News & Insights


Highlighting the importance of the statute of repose in relation to construction and design indemnity claims, the United States Court of Appeals for the Sixth Circuit recently affirmed summary judgment based on the Tennessee statute of repose in favor of a third-party defendant subcontractor.  Hinman v. ValleyCrest Landscaping Development, Inc., 89 F.4th 572 (6th Cir. 2024).  Jere Hinman (“Ms. Hinman”) hired BrightView Landscaping Development, Inc. (“BrightView”) to design and build a pool and waterscape system in her backyard.  BrightView subcontracted a portion of the work to Georgia Gunite and Pool Company, Inc. (“Georgia Gunite”).  The subcontract required Georgia Gunite to indemnify BrightView for any “actions” arising from Georgia Gunite’s work under the subcontract.  Ms. Hinman sued BrightView over three (3) years later for allegedly defective design and construction.

Over two (2) years after the original lawsuit was filed, BrightView asserted a contractual indemnity claim against Georgia Gunite.  Georgia Gunite sought summary judgment under Tennessee’s statute of repose, Tenn. Code Ann. § 28-3-202, which provides a four-year repose period for claims against design and construction professionals.  BrightView argued the statute does not apply to claims arising from contracts and thus does not apply to contractual indemnity claims.  The District Court disagreed, holding all indemnity claims are essentially equitable in nature and derivative of some underlying tort liability on the part of the party seeking indemnification.

The Sixth Circuit affirmed the summary judgment, but on somewhat different grounds.  Interpreting the statute’s plain, ordinary meaning, the Sixth Circuit explained the text does not expressly exempt contractual claims or otherwise limit its reach to tort or tort-derived claims.  The Sixth Circuit acknowledged the Tennessee Supreme Court had not decided this specific question but had cited previous Tennessee Court of Appeals decisions holding the statute of repose covers all civil actions.  Accordingly, the Sixth Circuit concluded the Tennessee Supreme Court would, if presented with the question, hold the statute of repose covers all civil actions.

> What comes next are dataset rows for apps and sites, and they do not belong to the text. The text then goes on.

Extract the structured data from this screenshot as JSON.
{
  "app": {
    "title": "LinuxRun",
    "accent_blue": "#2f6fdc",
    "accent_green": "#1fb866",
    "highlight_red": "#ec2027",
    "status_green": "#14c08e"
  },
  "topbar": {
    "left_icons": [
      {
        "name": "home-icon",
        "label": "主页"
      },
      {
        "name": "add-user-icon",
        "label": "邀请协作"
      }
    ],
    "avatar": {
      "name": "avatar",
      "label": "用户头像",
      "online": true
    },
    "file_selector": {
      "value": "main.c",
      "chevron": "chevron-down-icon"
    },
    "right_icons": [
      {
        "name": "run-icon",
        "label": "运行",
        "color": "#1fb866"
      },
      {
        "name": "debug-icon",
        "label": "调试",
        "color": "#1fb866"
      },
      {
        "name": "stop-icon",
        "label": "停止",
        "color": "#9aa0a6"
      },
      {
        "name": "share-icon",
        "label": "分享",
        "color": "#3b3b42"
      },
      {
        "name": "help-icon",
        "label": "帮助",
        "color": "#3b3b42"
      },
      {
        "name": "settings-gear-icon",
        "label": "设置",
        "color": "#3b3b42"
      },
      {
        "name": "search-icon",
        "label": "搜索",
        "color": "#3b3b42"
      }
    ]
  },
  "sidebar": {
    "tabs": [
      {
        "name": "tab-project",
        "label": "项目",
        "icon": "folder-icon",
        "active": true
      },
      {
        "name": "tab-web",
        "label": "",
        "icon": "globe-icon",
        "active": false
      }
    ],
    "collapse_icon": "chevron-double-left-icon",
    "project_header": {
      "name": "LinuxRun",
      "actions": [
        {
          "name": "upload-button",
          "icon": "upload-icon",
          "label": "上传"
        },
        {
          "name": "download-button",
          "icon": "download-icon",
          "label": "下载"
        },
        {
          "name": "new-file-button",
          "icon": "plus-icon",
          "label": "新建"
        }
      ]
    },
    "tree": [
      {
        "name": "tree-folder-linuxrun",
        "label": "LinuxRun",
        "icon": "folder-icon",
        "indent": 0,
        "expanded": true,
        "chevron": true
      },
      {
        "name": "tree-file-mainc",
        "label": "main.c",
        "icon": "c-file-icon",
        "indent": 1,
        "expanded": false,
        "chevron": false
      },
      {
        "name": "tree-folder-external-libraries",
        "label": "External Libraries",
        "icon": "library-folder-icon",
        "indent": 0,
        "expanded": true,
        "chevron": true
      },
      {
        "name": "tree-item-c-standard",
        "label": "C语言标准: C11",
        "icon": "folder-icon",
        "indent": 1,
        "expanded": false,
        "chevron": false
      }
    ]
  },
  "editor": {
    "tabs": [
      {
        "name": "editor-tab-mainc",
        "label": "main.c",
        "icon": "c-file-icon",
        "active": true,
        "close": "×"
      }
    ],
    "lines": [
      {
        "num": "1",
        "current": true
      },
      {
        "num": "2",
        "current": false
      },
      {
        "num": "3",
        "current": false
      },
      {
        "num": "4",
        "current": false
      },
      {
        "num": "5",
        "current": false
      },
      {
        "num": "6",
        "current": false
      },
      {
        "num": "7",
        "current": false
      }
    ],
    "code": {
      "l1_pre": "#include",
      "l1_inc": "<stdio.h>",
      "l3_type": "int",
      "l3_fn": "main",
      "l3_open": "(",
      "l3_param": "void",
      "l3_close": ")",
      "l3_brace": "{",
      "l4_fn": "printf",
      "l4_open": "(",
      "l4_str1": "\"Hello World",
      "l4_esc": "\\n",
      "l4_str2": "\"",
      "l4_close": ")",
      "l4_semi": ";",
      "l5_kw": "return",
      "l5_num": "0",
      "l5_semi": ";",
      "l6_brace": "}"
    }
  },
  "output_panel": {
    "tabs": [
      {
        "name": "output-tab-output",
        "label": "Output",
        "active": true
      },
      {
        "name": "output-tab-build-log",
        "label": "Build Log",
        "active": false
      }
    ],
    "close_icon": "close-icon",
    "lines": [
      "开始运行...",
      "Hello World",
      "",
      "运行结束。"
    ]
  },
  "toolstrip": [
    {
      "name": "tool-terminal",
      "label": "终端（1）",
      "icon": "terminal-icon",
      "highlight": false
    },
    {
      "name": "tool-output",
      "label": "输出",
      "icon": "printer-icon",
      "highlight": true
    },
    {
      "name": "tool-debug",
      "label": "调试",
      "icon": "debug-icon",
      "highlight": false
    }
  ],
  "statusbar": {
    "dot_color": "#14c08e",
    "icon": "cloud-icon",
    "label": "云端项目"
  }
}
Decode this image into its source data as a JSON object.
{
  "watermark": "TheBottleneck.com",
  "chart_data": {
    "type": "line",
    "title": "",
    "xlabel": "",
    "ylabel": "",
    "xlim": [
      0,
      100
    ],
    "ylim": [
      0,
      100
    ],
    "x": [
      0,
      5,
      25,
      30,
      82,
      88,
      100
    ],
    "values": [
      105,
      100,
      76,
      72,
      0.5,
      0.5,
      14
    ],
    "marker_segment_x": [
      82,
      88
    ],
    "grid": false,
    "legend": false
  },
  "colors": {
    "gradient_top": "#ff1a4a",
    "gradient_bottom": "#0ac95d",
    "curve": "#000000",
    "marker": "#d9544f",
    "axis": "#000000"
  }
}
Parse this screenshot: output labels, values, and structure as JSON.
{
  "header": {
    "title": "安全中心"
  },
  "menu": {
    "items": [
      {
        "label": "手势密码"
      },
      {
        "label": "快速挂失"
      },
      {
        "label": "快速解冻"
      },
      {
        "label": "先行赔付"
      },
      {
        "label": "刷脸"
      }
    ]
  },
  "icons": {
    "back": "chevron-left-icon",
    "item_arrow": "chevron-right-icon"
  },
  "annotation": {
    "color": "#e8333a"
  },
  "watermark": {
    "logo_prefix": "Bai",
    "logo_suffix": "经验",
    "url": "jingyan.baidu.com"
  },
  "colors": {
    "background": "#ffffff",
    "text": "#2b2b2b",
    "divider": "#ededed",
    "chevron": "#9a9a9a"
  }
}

The Sixth Circuit has answered the question whether the statute of repose applies to all civil actions for cases against design professionals.  While the Tennessee Supreme Court could always correct this, it appears the statute of repose protects architects and engineers from claims filed more than four years after they accrue, even if filed as third party indemnity claims.